It has carefully considered the needs of its community and children when redesigning its curriculum. There is a clear focus on vocabulary and language acquisition. Books are used to develop key early concepts such as prepositions, time and relationships.

The curriculum aims to prepare children for their primary school education. However, the curriculum has recently been introduced. The school has not yet had the opportunity to make checks on the impact of the entire curriculum.

When children start at the nursery, many play and learn in isolation. Through careful adult interactions and support, this transitions into more collaborative learning. Starting in the two-year-olds' classroom, children learn to listen and respond to adult instructions.

They learn to use words, develop self-care skills and coordinate their bodies and movements. Older children benefit from adults extending their sentences and ideas. For example, while making soup in the mud kitchen, adults encouraged children to consider if their meal needed additional pepper or carrots for flavour.

Staff appreciate the support they receive to develop their expertise to teach the school's curriculum. Many staff are multilingual. They use this knowledge to support children and their families who are new to speaking the English language.

Occasionally, opportunities to implement the planned language and vocabulary are missed. This can hinder children's secure understanding of key words and ideas.

Children with special educational needs and/or disabilities (SEND) access the whole school curriculum.

Adults simplify their language and use communication methods such as sign language to help children with SEND to make their needs known. They are encouraged to use actions and words through songs and rhymes.

Children enjoy hearing and sharing familiar stories.

Some use puppets as they sing familiar nursery rhymes. This develops their sense of number and counting. Many enjoy using key ideas from books they have shared in their own play.

For example, after reading a book about spiders, some children hunted for minibeasts in the garden.

The school has a well-considered approach to support children's personal development.For instance, children learn about the importance of helping to tidy their classroom.

They learn to make good choices and to respect their nursery environment. They sample foods and traditions from a range of different cultures. Children learn to share their own routines and celebrations during 'culture days'.

This increases their sense of belonging to the community.

Governors recognise that the school is going through a period of rapid change. This does not hinder their ambition for the nursery.

They have clear plans to ensure that the nursery school continues to develop and improve.


The arrangements for safeguarding are effective.

What does the school need to do to improve?

(Information for the school and appropriate authority)

• The school's curriculum has been recently introduced.

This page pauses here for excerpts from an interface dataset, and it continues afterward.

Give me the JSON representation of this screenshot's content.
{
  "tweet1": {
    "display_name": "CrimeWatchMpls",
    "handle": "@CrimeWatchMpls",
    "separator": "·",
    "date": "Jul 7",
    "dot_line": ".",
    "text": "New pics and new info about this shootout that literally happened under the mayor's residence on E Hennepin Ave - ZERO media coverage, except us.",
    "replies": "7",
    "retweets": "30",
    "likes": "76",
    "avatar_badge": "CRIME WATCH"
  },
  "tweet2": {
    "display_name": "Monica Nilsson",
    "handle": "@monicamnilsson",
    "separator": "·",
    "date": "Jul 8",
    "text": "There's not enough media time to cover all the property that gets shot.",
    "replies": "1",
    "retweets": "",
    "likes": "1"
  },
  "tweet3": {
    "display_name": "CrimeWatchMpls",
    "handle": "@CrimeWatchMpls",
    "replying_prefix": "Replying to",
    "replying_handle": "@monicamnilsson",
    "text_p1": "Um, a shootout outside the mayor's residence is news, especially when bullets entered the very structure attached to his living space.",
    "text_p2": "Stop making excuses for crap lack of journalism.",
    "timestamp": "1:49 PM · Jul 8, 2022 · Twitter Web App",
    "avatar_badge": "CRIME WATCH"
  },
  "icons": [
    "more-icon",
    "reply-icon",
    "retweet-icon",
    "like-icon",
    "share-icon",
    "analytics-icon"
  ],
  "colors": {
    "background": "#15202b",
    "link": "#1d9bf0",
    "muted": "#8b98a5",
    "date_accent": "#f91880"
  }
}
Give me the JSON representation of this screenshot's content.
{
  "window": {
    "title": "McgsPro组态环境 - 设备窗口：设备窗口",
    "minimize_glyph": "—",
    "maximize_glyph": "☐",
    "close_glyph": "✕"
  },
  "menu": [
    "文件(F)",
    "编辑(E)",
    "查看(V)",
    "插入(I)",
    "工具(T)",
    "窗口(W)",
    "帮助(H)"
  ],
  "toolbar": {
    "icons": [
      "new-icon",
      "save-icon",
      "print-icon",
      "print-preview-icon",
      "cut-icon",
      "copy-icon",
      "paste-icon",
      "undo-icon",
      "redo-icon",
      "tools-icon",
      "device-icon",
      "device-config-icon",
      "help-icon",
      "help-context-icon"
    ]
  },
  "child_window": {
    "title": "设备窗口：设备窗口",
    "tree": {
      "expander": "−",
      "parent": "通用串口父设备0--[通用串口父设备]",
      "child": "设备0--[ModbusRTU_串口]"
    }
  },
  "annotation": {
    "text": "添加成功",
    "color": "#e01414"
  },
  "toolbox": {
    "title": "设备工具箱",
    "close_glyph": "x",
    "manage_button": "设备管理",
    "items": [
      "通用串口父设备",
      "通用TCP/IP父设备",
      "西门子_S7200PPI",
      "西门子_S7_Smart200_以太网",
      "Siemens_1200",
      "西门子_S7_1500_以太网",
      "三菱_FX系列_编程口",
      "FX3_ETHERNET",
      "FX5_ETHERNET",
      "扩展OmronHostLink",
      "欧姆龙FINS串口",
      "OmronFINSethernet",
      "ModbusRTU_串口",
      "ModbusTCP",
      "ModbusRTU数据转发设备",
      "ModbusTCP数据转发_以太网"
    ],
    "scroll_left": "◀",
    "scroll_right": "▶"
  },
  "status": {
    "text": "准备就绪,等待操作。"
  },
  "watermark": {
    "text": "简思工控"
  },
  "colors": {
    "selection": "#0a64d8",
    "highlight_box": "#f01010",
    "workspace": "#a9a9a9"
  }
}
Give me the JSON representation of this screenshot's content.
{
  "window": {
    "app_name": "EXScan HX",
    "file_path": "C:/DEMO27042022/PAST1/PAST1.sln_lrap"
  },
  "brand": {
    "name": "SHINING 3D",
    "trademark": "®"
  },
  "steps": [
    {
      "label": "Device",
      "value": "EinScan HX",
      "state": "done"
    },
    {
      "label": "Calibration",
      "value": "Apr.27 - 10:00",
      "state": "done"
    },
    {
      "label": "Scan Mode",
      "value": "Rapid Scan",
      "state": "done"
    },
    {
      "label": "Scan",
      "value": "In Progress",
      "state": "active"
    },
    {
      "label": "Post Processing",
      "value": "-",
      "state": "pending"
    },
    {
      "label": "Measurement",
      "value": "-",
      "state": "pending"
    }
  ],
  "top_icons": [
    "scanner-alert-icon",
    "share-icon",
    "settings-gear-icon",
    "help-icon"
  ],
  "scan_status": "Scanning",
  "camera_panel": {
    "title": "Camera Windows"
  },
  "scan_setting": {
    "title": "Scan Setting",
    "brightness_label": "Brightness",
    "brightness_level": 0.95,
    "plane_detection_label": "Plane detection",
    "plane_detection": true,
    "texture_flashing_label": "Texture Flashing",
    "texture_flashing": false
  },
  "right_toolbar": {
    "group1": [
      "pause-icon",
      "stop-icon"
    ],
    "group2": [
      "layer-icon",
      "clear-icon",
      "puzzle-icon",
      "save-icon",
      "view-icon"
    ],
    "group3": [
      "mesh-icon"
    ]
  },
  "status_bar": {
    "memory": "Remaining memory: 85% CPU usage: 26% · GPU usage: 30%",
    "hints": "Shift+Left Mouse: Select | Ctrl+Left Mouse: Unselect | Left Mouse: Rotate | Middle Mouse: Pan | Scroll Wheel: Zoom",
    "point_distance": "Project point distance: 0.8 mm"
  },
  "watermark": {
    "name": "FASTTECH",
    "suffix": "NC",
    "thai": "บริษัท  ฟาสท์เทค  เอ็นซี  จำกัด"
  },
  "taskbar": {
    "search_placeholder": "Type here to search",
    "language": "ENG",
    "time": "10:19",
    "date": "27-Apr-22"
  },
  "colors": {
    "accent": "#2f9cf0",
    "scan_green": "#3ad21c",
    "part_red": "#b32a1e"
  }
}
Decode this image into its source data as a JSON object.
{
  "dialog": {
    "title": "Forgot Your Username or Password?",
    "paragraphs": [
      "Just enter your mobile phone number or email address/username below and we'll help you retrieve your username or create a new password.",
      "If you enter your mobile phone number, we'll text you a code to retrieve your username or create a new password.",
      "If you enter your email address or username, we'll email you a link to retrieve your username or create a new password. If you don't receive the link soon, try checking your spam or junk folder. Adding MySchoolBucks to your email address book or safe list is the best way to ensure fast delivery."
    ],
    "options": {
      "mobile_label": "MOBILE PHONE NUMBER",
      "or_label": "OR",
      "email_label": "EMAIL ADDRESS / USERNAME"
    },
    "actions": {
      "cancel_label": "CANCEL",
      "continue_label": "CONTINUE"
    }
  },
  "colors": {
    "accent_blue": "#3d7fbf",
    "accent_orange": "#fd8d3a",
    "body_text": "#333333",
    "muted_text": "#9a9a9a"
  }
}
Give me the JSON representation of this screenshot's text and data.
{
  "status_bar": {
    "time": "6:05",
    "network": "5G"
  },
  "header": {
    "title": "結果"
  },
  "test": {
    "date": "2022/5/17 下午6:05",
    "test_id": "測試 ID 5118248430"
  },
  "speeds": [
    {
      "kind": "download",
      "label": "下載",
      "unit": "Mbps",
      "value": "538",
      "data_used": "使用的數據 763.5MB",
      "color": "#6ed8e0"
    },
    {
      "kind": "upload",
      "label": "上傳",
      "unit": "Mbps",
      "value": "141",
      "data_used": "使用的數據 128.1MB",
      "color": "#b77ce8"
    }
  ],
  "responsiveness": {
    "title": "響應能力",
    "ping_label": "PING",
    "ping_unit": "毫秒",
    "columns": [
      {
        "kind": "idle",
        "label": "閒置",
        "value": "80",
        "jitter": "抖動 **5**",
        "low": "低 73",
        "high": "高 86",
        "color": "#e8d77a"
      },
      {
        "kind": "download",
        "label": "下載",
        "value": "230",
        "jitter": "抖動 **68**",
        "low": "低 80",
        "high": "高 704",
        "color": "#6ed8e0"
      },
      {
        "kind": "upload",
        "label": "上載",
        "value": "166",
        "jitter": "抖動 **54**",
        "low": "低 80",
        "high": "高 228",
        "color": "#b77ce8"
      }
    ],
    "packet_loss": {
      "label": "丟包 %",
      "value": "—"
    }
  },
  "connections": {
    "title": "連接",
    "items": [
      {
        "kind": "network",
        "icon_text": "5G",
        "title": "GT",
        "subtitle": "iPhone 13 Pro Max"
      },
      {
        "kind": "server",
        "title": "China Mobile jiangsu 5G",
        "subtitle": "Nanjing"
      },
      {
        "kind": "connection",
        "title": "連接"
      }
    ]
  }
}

Checks on how well the curriculum meets the needs of the children are not yet complete. The school must ensure that any necessary adaptations to the curriculum are made so that it can be fully implemented as intended. ? Occasionally, the planned language and vocabulary opportunities are not implemented.

This does not enable the children to overlearn key words and ideas. The school must further equip staff with the necessary knowledge and expertise to deliver the planned curriculum.


When we have judged a school to be outstanding, we will then normally go into the school about once every four years to confirm that the school remains outstanding.

This is called an ungraded inspection, and it is carried out under section 8 of the Education Act 2005. We do not give graded judgements on an ungraded inspection. However, if we find evidence that a school would now receive a higher or lower grade, then the next inspection will be a graded inspection, which is carried out under section 5 of the Act.

Usually this is within one to two years of the date of the ungraded inspection. If we have serious concerns about safeguarding, behaviour or the quality of education, we will deem the ungraded inspection a graded inspection immediately.

This is the second ungraded inspection since we judged the school to be outstanding in May 2015.

  Compare to
nearby nurseries